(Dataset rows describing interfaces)
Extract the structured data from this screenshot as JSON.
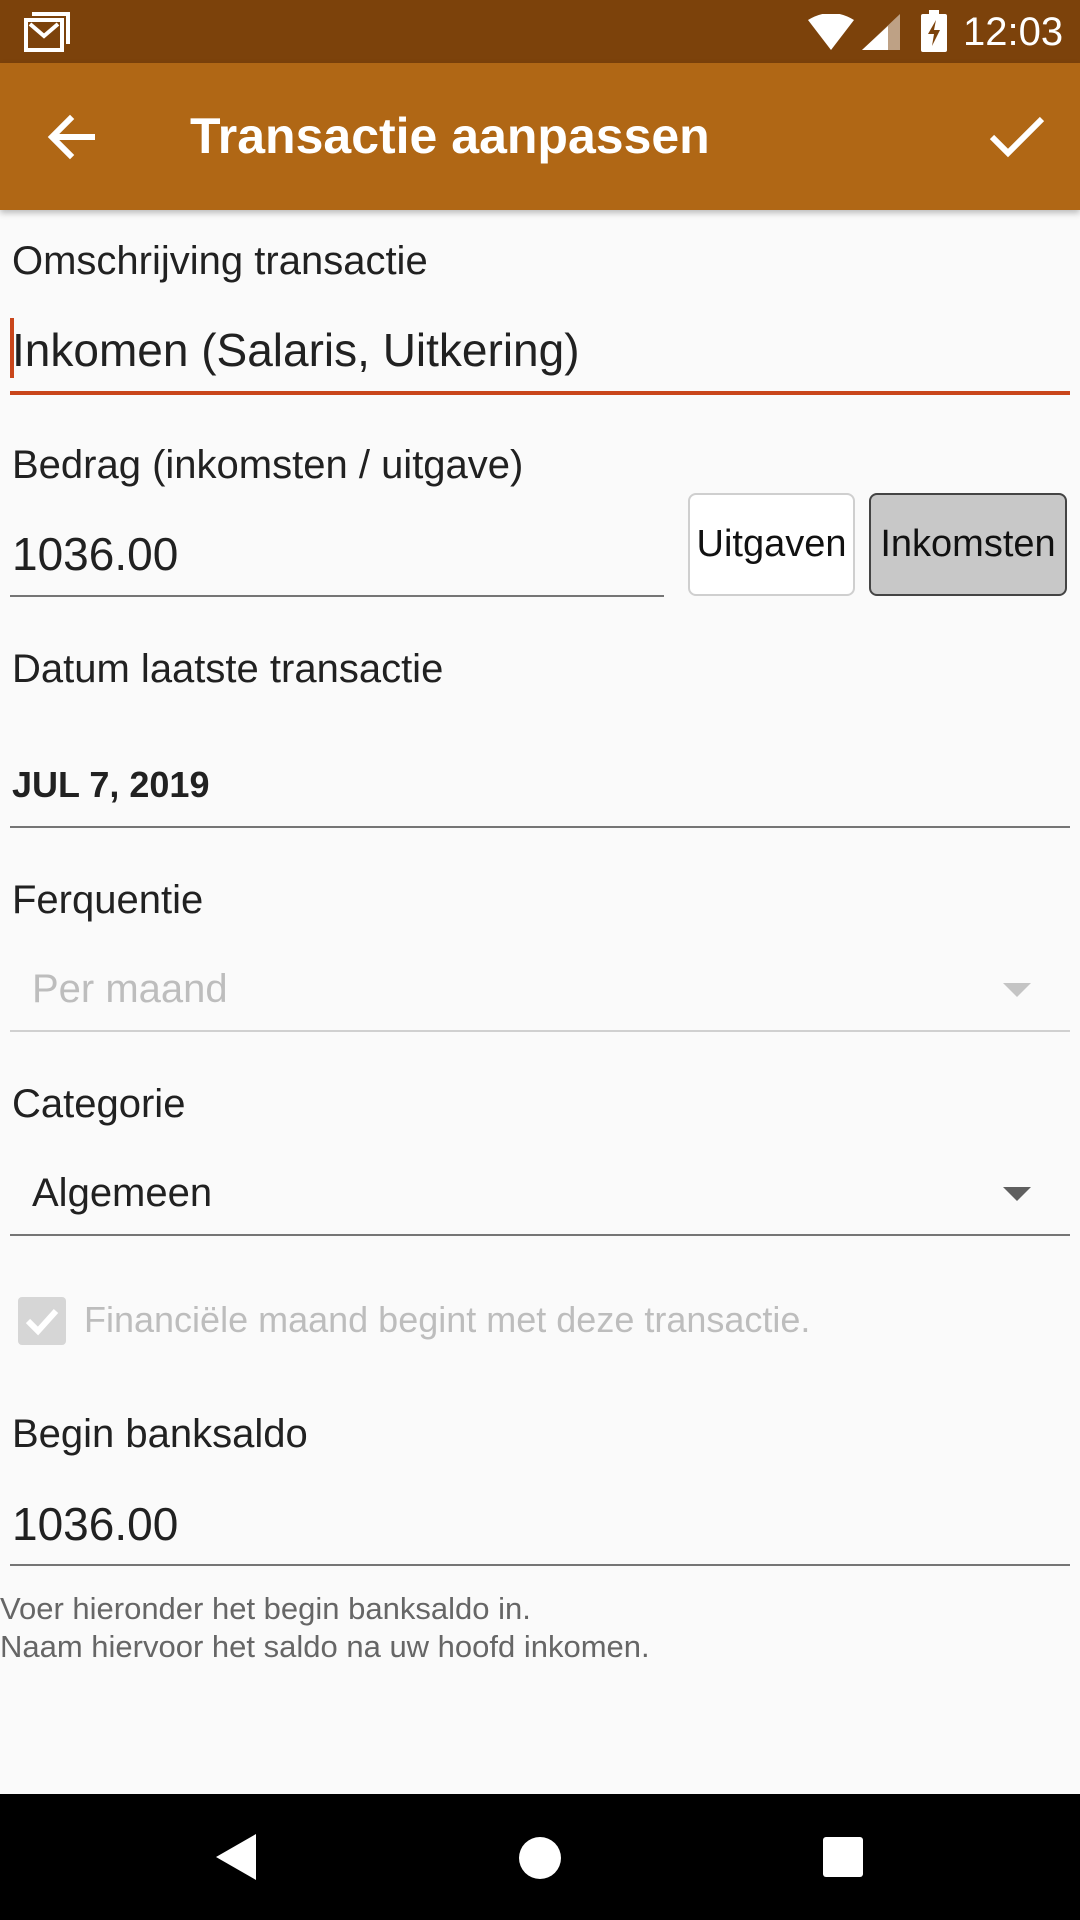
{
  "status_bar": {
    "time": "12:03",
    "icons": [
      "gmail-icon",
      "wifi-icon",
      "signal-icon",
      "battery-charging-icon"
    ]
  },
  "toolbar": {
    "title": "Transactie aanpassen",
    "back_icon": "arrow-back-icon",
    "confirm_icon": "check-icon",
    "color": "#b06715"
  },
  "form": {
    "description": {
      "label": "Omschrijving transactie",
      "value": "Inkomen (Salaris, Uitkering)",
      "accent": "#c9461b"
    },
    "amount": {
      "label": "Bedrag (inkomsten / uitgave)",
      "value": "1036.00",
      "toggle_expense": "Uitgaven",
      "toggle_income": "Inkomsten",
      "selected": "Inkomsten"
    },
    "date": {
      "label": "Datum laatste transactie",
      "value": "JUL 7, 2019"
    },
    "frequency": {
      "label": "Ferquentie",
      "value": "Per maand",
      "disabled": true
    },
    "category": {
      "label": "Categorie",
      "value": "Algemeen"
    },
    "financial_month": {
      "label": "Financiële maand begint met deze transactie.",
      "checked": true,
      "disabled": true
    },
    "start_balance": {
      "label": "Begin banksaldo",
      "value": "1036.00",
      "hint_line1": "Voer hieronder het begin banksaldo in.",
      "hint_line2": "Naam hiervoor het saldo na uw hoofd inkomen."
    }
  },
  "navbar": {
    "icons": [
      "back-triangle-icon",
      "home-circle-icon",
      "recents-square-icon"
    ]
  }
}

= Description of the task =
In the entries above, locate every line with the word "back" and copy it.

= Answer to the problem =
    "back_icon": "arrow-back-icon",
      "back-triangle-icon",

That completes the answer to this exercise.